[Problem to solve]
In these records, how many lines contain "title"? Please reply with the number only.

● ● ●

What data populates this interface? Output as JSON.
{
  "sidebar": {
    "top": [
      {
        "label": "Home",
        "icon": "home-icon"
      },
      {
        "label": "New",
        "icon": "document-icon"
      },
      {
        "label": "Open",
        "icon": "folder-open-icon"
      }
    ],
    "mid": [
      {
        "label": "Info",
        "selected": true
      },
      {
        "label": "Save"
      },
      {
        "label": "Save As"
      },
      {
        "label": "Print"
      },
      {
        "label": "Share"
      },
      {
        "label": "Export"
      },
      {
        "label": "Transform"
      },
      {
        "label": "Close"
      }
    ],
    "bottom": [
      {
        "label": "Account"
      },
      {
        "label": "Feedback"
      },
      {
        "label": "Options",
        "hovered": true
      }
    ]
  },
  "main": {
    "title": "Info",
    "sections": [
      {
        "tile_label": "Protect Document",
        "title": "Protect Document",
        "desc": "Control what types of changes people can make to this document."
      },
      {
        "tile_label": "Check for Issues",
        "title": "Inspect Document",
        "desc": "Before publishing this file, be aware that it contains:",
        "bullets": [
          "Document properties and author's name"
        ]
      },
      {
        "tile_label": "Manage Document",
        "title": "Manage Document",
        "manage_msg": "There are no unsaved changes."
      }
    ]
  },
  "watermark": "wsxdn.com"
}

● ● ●

[Response]
4